Work to be completed:
The pictures are to be dropped, and the records below are to be restated word for word.

(Dataset rows for apps and sites)
------
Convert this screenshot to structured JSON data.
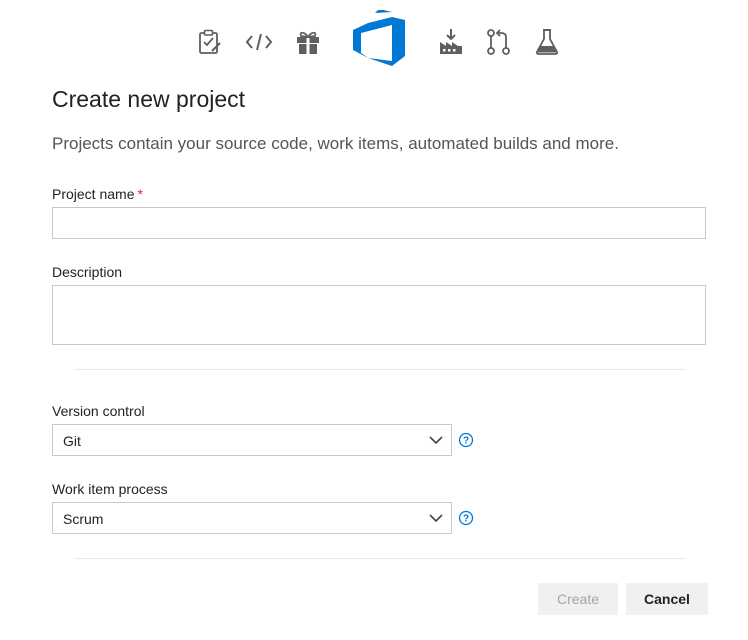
{
  "header": {
    "icons": [
      "boards-icon",
      "repos-icon",
      "artifacts-icon",
      "azure-devops-logo",
      "build-icon",
      "pull-request-icon",
      "test-plans-icon"
    ]
  },
  "page": {
    "title": "Create new project",
    "subtitle": "Projects contain your source code, work items, automated builds and more."
  },
  "form": {
    "project_name_label": "Project name",
    "required_marker": "*",
    "project_name_value": "",
    "description_label": "Description",
    "description_value": "",
    "version_control_label": "Version control",
    "version_control_value": "Git",
    "work_item_process_label": "Work item process",
    "work_item_process_value": "Scrum",
    "help_glyph": "?"
  },
  "actions": {
    "create_label": "Create",
    "cancel_label": "Cancel"
  },
  "colors": {
    "accent": "#0078d4",
    "icon_gray": "#5f5f5f",
    "required": "#d13438"
  }
}
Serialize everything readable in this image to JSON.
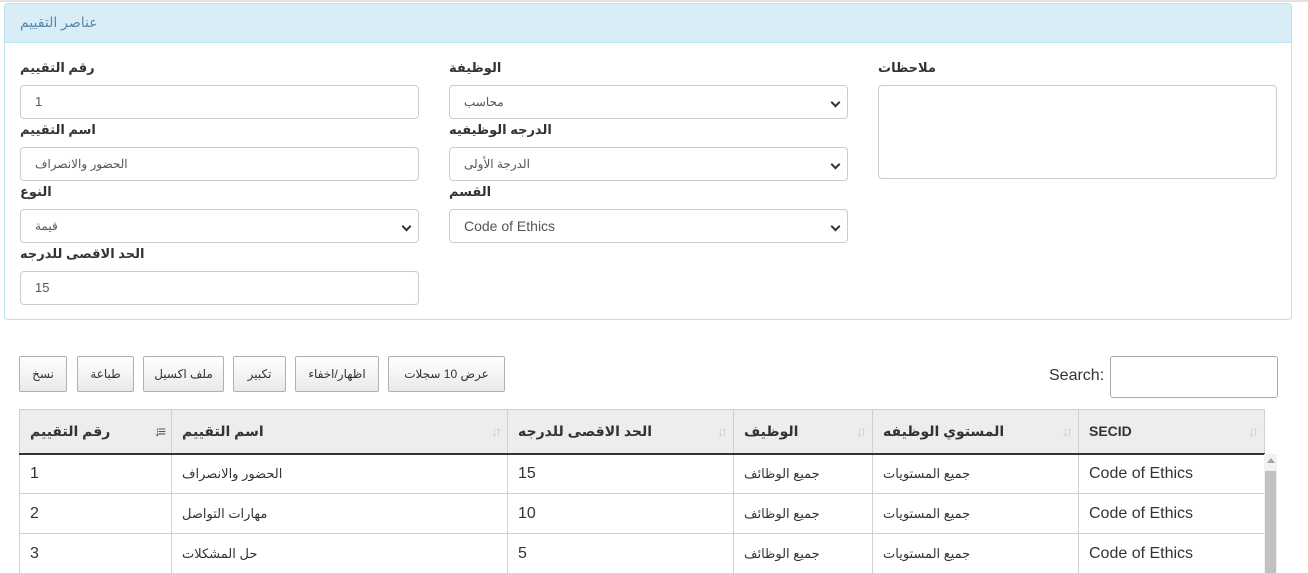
{
  "panel": {
    "title": "عناصر التقييم"
  },
  "form": {
    "eval_number": {
      "label": "رقم التقييم",
      "value": "1"
    },
    "job": {
      "label": "الوظيفة",
      "value": "محاسب"
    },
    "notes": {
      "label": "ملاحظات",
      "value": ""
    },
    "eval_name": {
      "label": "اسم التقييم",
      "value": "الحضور والانصراف"
    },
    "job_grade": {
      "label": "الدرجه الوظيفيه",
      "value": "الدرجة الأولى"
    },
    "type": {
      "label": "النوع",
      "value": "قيمة"
    },
    "section": {
      "label": "القسم",
      "value": "Code of Ethics"
    },
    "max_grade": {
      "label": "الحد الاقصى للدرجه",
      "value": "15"
    }
  },
  "toolbar": {
    "copy": "نسخ",
    "print": "طباعة",
    "excel": "ملف اكسيل",
    "zoom": "تكبير",
    "show_hide": "اظهار/اخفاء",
    "show_records": "عرض 10 سجلات"
  },
  "search": {
    "label": "Search:",
    "value": ""
  },
  "table": {
    "headers": [
      "رقم التقييم",
      "اسم التقييم",
      "الحد الاقصى للدرجه",
      "الوظيف",
      "المستوي الوظيفه",
      "SECID"
    ],
    "rows": [
      [
        "1",
        "الحضور والانصراف",
        "15",
        "جميع الوظائف",
        "جميع المستويات",
        "Code of Ethics"
      ],
      [
        "2",
        "مهارات التواصل",
        "10",
        "جميع الوظائف",
        "جميع المستويات",
        "Code of Ethics"
      ],
      [
        "3",
        "حل المشكلات",
        "5",
        "جميع الوظائف",
        "جميع المستويات",
        "Code of Ethics"
      ]
    ]
  },
  "icons": {
    "sort": "sort-arrows-icon",
    "sort_active": "sort-asc-icon",
    "select": "chevron-down-icon"
  }
}
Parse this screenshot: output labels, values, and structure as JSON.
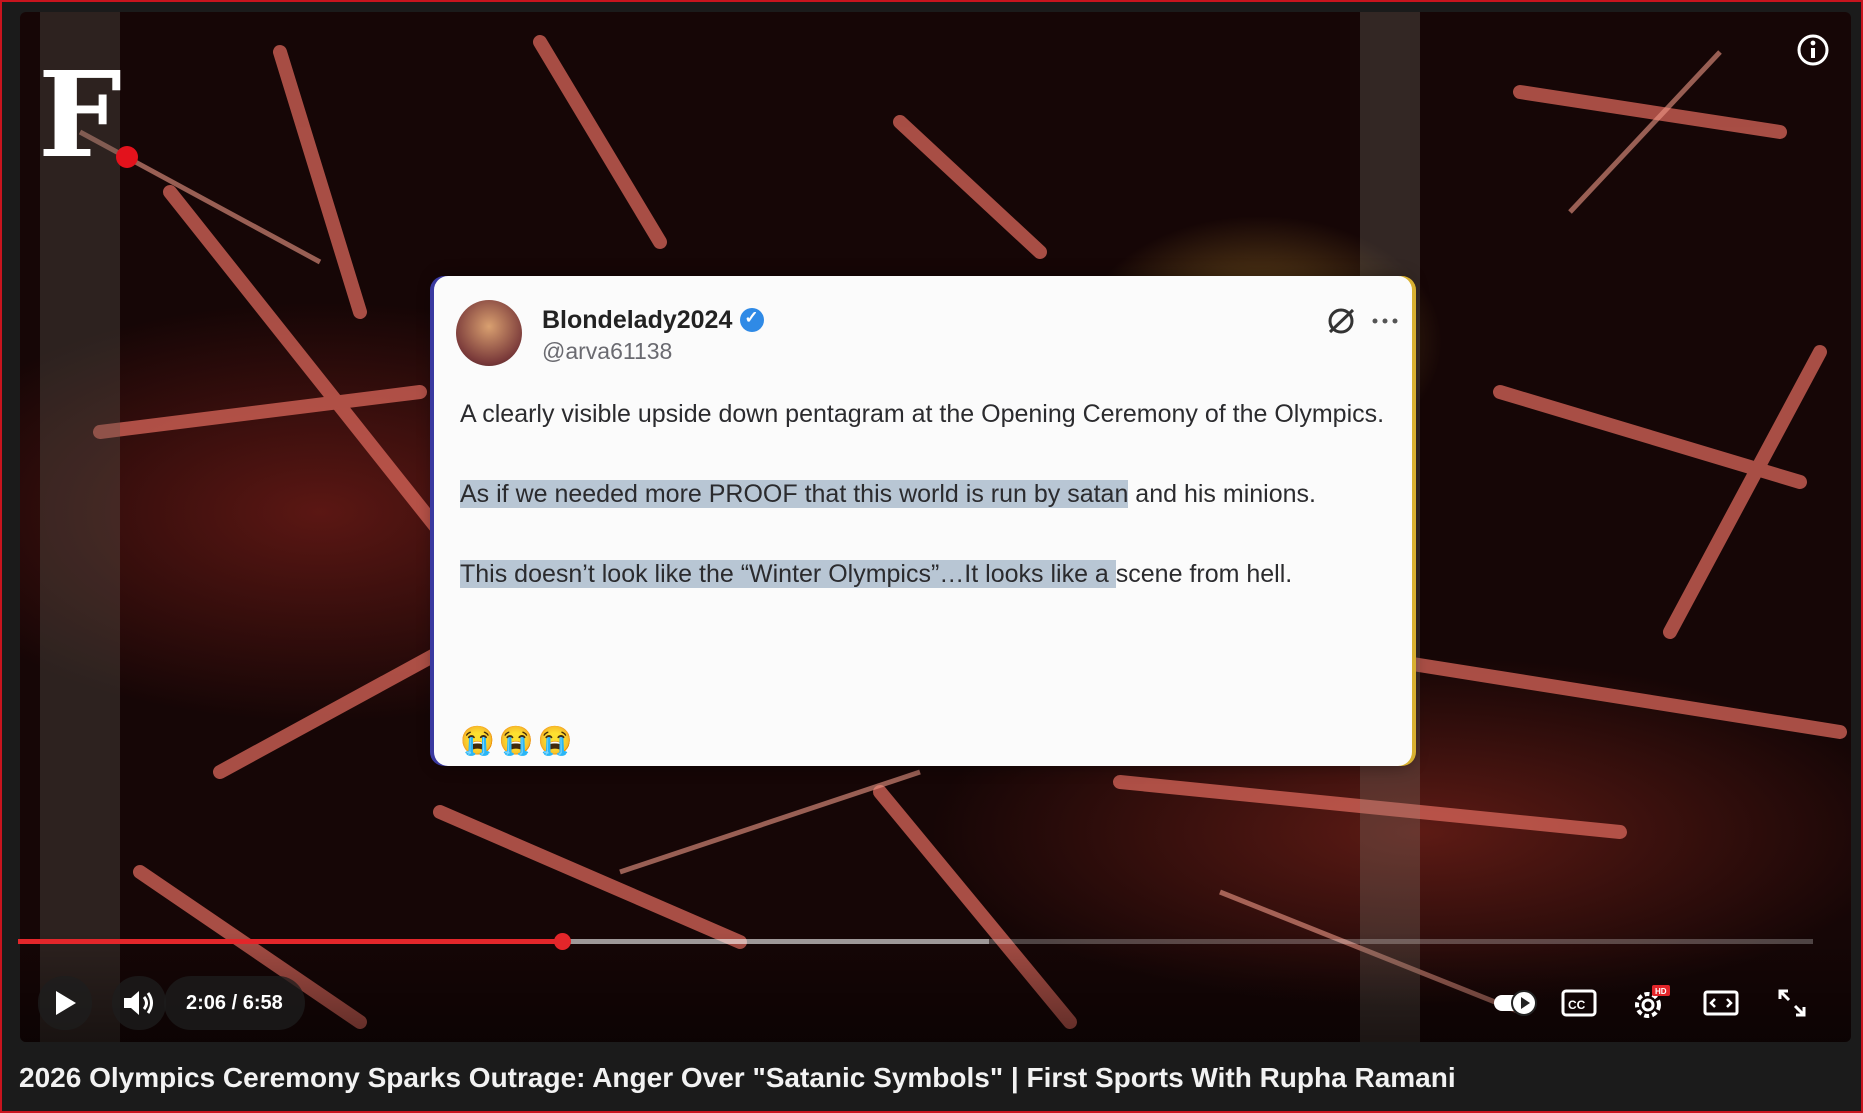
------
Answer for this exercise:
Convert this screenshot to structured JSON data.
{
  "header": {
    "icons": [
      "boards-icon",
      "repos-icon",
      "artifacts-icon",
      "azure-devops-logo",
      "build-icon",
      "pull-request-icon",
      "test-plans-icon"
    ]
  },
  "page": {
    "title": "Create new project",
    "subtitle": "Projects contain your source code, work items, automated builds and more."
  },
  "form": {
    "project_name_label": "Project name",
    "required_marker": "*",
    "project_name_value": "",
    "description_label": "Description",
    "description_value": "",
    "version_control_label": "Version control",
    "version_control_value": "Git",
    "work_item_process_label": "Work item process",
    "work_item_process_value": "Scrum",
    "help_glyph": "?"
  },
  "actions": {
    "create_label": "Create",
    "cancel_label": "Cancel"
  },
  "colors": {
    "accent": "#0078d4",
    "icon_gray": "#5f5f5f",
    "required": "#d13438"
  }
}
Serialize everything readable in this image to JSON.
{
  "panel": {
    "title": "عناصر التقييم"
  },
  "form": {
    "eval_number": {
      "label": "رقم التقييم",
      "value": "1"
    },
    "job": {
      "label": "الوظيفة",
      "value": "محاسب"
    },
    "notes": {
      "label": "ملاحظات",
      "value": ""
    },
    "eval_name": {
      "label": "اسم التقييم",
      "value": "الحضور والانصراف"
    },
    "job_grade": {
      "label": "الدرجه الوظيفيه",
      "value": "الدرجة الأولى"
    },
    "type": {
      "label": "النوع",
      "value": "قيمة"
    },
    "section": {
      "label": "القسم",
      "value": "Code of Ethics"
    },
    "max_grade": {
      "label": "الحد الاقصى للدرجه",
      "value": "15"
    }
  },
  "toolbar": {
    "copy": "نسخ",
    "print": "طباعة",
    "excel": "ملف اكسيل",
    "zoom": "تكبير",
    "show_hide": "اظهار/اخفاء",
    "show_records": "عرض 10 سجلات"
  },
  "search": {
    "label": "Search:",
    "value": ""
  },
  "table": {
    "headers": [
      "رقم التقييم",
      "اسم التقييم",
      "الحد الاقصى للدرجه",
      "الوظيف",
      "المستوي الوظيفه",
      "SECID"
    ],
    "rows": [
      [
        "1",
        "الحضور والانصراف",
        "15",
        "جميع الوظائف",
        "جميع المستويات",
        "Code of Ethics"
      ],
      [
        "2",
        "مهارات التواصل",
        "10",
        "جميع الوظائف",
        "جميع المستويات",
        "Code of Ethics"
      ],
      [
        "3",
        "حل المشكلات",
        "5",
        "جميع الوظائف",
        "جميع المستويات",
        "Code of Ethics"
      ]
    ]
  },
  "icons": {
    "sort": "sort-arrows-icon",
    "sort_active": "sort-asc-icon",
    "select": "chevron-down-icon"
  }
}
Parse this screenshot: output labels, values, and structure as JSON.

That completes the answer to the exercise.